I recently came across a tutorial on context-free grammars with several examples of common patterns you can find in those grammars and I thought to myself — why not implement some of those examples as an exercise?
I first had to choose the language, Java, and the tools to implement the examples with, JFlex and Jacc. The pair is sufficiently similar to Flex and Bison and the grammars hopefully won’t get obscured by implementation.
I got myself familiar with JFlex and Jacc and made three notes about working with them:
- Meet JFlex — an intro to JFlex with a small example of a standalone lexer,
- Use JFlex to Count Words — another standalone lexer example, this time a bit more involved,
- Use JFlex and Jacc Together — how to make JFlex and Jacc cooperate, also with a rudimentary example.
If you are interested in CFGs and parsing, the tutorial I mentioned is not a bad place to get some practical experience implementing them.

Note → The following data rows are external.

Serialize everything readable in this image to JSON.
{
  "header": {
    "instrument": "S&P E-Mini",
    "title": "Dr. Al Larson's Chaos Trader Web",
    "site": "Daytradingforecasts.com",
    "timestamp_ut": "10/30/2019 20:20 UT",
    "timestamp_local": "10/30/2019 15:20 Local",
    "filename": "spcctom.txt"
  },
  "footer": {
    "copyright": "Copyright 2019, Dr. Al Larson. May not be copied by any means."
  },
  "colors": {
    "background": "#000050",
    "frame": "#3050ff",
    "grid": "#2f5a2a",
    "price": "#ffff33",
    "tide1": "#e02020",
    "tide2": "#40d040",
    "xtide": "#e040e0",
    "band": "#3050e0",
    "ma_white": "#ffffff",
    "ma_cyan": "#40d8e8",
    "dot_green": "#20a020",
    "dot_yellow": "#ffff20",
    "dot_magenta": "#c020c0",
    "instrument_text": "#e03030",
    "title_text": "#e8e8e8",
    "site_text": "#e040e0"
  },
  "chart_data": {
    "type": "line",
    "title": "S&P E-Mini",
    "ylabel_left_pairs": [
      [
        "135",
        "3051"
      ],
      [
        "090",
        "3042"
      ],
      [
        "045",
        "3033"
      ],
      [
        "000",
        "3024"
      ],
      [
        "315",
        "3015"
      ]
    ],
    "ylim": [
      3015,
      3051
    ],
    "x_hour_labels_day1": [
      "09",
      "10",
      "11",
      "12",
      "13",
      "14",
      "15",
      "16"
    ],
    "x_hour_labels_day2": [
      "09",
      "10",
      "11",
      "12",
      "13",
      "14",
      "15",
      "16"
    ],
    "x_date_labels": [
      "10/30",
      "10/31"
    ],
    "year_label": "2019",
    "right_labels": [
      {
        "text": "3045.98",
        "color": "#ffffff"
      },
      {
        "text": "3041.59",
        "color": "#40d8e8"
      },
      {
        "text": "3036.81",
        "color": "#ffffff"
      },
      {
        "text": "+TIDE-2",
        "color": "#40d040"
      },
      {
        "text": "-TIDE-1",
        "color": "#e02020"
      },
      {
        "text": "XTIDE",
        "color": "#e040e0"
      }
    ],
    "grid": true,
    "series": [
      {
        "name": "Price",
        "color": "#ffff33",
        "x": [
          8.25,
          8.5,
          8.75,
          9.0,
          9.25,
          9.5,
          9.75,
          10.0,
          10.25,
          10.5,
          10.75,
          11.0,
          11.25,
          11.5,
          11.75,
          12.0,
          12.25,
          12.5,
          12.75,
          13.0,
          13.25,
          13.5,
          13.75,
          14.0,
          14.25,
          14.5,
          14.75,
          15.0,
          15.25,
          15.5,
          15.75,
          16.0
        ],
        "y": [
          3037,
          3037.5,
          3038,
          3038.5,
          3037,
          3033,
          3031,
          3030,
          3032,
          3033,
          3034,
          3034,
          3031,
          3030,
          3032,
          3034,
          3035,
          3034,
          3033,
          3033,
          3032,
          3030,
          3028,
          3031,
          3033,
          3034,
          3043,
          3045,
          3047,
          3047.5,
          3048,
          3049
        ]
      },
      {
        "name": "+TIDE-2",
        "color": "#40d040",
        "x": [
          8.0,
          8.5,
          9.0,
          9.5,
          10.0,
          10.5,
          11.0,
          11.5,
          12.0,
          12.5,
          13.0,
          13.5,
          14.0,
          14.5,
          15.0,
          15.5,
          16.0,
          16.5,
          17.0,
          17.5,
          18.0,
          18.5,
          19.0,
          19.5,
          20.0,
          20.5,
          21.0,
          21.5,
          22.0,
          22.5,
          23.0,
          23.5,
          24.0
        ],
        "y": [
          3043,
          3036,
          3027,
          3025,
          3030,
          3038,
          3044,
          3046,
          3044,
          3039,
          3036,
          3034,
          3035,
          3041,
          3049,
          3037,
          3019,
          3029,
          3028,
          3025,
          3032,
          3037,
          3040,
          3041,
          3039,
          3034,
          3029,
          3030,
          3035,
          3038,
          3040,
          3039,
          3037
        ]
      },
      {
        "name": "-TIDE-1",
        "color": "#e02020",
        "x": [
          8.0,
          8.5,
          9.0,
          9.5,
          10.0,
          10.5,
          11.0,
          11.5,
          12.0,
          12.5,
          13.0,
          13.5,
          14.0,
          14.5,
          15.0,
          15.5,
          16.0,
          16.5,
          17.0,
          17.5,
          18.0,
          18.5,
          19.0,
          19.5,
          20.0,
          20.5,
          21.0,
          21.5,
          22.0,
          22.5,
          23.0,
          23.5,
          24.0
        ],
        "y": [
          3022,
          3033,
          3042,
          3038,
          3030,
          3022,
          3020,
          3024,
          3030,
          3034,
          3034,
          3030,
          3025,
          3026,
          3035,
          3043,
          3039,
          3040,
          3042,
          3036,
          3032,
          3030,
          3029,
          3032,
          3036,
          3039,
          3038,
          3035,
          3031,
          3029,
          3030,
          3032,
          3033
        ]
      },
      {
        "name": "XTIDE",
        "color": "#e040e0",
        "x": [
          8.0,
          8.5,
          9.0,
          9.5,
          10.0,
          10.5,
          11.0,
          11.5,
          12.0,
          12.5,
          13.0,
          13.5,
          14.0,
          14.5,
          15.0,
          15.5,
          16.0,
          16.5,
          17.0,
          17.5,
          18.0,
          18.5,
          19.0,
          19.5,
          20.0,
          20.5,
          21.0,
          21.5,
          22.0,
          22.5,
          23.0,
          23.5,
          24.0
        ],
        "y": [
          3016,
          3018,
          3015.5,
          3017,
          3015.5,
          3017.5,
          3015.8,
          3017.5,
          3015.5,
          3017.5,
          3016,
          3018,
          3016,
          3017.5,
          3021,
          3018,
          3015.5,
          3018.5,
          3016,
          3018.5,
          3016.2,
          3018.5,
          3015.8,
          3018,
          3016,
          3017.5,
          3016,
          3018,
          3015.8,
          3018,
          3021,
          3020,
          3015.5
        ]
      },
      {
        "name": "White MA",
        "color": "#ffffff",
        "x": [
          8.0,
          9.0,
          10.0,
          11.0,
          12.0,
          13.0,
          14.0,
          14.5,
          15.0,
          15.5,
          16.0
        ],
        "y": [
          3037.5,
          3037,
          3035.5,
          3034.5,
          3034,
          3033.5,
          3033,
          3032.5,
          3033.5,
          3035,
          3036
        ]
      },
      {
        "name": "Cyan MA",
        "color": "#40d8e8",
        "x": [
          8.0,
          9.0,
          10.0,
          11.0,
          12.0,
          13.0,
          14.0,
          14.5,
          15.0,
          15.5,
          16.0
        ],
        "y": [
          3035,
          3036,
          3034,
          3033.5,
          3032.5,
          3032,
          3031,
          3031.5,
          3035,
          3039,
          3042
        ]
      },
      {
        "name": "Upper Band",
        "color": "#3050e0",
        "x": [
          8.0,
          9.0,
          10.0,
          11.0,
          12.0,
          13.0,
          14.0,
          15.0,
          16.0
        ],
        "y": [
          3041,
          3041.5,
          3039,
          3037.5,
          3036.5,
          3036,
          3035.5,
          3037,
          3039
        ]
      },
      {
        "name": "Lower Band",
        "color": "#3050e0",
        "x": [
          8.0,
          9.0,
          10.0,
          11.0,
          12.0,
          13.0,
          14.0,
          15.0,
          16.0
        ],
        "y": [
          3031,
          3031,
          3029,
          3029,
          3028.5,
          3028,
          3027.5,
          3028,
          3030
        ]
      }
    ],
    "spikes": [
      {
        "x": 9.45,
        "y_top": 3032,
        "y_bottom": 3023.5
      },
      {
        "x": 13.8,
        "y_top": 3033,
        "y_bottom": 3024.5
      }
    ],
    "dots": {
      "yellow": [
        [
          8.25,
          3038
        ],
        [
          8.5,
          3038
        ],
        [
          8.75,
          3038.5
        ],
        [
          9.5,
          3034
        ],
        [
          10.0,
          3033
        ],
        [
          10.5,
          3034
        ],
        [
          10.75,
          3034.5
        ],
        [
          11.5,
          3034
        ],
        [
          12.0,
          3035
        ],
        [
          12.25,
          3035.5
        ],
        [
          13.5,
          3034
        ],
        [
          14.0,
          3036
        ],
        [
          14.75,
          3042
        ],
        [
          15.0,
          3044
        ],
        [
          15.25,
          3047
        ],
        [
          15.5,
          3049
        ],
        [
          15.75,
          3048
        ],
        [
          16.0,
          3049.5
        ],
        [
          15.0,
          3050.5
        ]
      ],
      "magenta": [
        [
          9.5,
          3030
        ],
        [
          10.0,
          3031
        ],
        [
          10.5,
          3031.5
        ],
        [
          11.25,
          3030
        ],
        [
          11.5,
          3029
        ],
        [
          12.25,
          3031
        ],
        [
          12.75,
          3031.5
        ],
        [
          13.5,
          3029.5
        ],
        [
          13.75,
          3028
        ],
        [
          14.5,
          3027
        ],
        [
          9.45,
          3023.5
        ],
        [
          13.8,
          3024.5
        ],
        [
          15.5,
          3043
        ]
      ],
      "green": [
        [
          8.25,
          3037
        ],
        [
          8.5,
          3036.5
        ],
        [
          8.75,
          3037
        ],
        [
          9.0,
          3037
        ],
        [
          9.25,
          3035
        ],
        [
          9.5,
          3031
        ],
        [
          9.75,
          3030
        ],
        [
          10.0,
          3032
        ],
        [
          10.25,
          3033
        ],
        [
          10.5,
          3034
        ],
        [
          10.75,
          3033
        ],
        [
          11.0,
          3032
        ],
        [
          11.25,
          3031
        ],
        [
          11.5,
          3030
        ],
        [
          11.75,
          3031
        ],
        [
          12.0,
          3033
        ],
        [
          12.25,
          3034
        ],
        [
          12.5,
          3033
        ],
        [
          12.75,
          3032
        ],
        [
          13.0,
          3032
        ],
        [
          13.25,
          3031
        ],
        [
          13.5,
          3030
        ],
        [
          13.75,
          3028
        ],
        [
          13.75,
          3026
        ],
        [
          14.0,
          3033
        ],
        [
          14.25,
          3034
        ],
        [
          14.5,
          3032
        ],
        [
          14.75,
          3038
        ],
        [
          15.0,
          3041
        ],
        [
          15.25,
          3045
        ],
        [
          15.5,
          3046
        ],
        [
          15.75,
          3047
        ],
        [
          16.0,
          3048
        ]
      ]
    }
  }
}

You can find it here and I also uploaded it to Github (hoping not to have broken any copyright laws).
The grammar I used to demonstrate how JFlex and Jacc work together is actually the grammar from the section 2.1 of the tutorial (“A grammar for a language that allows a list of X’s “) so I’ve actually already started going through the exercises. Yay.
Using Graphviz you can get a visual representation of your grammars. First export the grammar as a dot file:
jacc -d Parser.jacc
This creates Parser.dot. Then
dot -Tjpg Parser.dot -o Parser.jpg
and you end up with Parser.jpg. It’s very simple:
It is a state machine represented as a directed graph. Creating grammar visual representations is just one of the tools Jacc provides to help you debug your grammars. You can export a grammar to a text file:
jacc -v Parser.jacc
This creates Parser.output:
// Output created by jacc on Wed Mar 13 09:15:29 CET 2019 state 0 (entry on sentence) $accept : \_sentence $end X shift 2 . error sentence goto 1 state 1 (entry on sentence) $accept : sentence\_$end sentence : sentence\_X (2) $end accept X shift 3 . error state 2 (entry on X) sentence : X\_ (1) $end reduce 1 X reduce 1 . error state 3 (entry on X) sentence : sentence X\_ (2) $end reduce 2 X reduce 2 . error 4 terminals, 1 nonterminals; 2 grammar rules, 4 states; 0 shift/reduce and 0 reduce/reduce conflicts reported.
or into a html file:
jacc -h Parser.jacc
This creates ParserMachine.html:
Generated machine for Parser
// Output created by jacc on Wed Mar 13 09:20:03 CET 2019
state 0 (entry on sentence) $accept : _sentence $end X shift 2 . error sentence goto 1
state 1 (entry on sentence) $accept : sentence_$end sentence : sentence_X (2) $end accept X shift 3 . error
state 2 (entry on X) sentence : X_ (1) $end reduce 1 X reduce 1 . error
state 3 (entry on X) sentence : sentence X_ (2) $end reduce 2 X reduce 2 . error 4 terminals, 1 nonterminals; 2 grammar rules, 4 states; 0 shift/reduce and 0 reduce/reduce conflicts reported.
You can actually go through the machine states by clicking the links.
Jacc also supports tracing your grammar on sample inputs and embedding custom error productions in grammars — that’s it. ttfn!